Oliviero Toscani is an Italian photographer.
For those who do not recognise his name, perhaps you will recognise some of the images below. They represent a sample of Toscani’s work as the creative half of a near-two-decade marriage (1982-2000) with clothing brand United Colors of Benetton. Whether stemming from a conscious and cynical marketing savvy or a genuine moralistic desire to open minds, there is no denying the artistic power of these images. Always controversial while the partnership lasted, Benetton never used a single branded product within their mainstream campaigns. These images act as a profound, brutal and often shocking expatiation on issues of AIDs, racism, conflict, anorexia, religion and capital punishment. It was controversy over the 2000 “Death Row” campaign which led to the artist and the brand finally parting ways. It was a marriage which far exceeded the sum of its parts. Benetton has never matched the sales it achieved under Tusconi, and the artist has yet to produce work of the impactful quality that he did under Benetton.
Looking back to his work a decade later, it is no less relevant....[visa Urban Times]
'There are no shocking pictures, only shocking reality' ~ Toscani
Some people look at a picture for thirty seconds, some for years. It doesn’t really matter because a picture is like life. You take out of life as much as you are able to take out of life, just as you take out of a picture as much as you can take out of a picture…
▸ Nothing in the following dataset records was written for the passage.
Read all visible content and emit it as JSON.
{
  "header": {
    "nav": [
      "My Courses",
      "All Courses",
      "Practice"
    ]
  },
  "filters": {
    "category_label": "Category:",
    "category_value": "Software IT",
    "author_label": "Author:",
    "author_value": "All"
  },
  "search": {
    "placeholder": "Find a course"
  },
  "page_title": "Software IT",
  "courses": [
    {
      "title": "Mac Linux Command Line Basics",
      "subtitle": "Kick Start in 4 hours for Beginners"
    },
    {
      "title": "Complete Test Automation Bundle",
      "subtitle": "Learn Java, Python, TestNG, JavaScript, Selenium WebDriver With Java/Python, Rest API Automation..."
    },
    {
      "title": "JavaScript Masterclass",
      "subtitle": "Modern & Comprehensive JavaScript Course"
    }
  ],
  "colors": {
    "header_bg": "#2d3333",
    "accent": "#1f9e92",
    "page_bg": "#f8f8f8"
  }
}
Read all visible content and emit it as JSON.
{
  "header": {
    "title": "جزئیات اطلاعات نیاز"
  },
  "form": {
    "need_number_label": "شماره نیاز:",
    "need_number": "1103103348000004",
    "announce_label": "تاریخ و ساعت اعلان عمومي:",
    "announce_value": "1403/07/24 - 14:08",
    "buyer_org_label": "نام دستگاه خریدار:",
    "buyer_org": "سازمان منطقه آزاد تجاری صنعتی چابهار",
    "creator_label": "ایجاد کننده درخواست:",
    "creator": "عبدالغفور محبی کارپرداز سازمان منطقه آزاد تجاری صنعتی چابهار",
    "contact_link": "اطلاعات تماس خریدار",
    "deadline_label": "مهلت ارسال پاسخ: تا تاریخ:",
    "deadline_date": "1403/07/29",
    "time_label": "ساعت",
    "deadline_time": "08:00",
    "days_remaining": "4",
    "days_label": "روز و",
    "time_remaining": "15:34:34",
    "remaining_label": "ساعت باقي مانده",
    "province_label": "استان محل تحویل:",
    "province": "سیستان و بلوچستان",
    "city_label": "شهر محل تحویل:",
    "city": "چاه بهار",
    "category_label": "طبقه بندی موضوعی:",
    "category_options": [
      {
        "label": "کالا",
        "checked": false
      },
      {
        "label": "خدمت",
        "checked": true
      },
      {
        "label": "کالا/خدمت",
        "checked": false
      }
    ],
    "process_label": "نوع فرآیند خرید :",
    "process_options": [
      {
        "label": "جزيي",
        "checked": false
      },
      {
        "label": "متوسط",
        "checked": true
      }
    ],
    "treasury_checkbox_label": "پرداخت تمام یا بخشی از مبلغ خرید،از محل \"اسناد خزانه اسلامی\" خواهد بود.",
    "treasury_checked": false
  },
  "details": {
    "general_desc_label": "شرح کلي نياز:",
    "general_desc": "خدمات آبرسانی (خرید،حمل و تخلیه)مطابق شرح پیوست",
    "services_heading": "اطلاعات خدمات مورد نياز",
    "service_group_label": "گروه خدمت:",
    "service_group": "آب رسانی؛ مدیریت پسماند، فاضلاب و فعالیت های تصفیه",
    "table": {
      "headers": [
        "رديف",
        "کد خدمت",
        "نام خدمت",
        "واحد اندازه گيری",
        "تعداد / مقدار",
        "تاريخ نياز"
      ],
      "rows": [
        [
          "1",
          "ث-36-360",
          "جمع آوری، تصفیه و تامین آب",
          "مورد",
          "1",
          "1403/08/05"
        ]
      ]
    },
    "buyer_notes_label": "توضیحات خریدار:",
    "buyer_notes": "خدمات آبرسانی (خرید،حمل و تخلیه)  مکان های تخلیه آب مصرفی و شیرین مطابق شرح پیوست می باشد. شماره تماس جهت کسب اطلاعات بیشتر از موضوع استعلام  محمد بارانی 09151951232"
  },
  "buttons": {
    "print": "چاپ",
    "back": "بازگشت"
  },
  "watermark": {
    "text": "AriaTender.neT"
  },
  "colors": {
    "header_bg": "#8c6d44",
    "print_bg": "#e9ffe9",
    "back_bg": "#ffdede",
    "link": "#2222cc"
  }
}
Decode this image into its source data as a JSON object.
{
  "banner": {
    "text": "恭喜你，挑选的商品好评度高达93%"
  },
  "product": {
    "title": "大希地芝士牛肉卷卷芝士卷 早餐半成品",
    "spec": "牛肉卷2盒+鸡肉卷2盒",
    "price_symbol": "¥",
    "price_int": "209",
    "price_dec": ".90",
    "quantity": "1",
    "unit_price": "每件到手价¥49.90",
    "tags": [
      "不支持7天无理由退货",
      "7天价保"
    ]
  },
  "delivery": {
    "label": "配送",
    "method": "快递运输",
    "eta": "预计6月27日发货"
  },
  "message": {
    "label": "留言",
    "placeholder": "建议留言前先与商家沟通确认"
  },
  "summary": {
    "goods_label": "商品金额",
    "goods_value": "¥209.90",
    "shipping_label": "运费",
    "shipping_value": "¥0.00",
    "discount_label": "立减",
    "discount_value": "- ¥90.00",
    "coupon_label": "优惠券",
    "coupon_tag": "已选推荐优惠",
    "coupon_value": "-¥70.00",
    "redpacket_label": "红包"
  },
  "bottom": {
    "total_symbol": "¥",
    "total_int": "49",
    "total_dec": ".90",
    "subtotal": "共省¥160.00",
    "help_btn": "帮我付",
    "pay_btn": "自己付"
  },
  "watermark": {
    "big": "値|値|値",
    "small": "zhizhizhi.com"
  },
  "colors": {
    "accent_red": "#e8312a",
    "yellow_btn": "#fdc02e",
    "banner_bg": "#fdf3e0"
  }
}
“A man can watch half an hour of television and think that he’s seen a civil war in Africa, the disappearing rain forests in the Amazon and genocide in Bosnia. In truth, he hasn’t seen a thing. In truth, he was seated in his armchair and saw images that were presented, accelerated, slowed down and mediated by someone else. You can’t learn anything passively. (…) What about still images? Can’t they be just as manipulative? No, because they work at a subjective rhythm. You react to a photograph according to your own tempo. A photograph permits a first viewing, and then an individual reflection. It solicits participation, and encourages individuality in interpretation. Television is an autarchy, a dictatorship”. From an interview with Oliviero Toscani in Newsweek, June 13, 1994
"Maybe on the cover he’ll find a poignant photograph of AIDS in Africa. Then he’ll open up the magazine and see a photograph advertising a shiny Mercedes… And then he’ll see a big spread on the lost children of Brazil, which is followed by a double-page photograph for Chanel perfume… Our archaeologist will wonder what the hell was going on back then!… All I’ve done is put a news photo in the ad pages.” ~ Toscani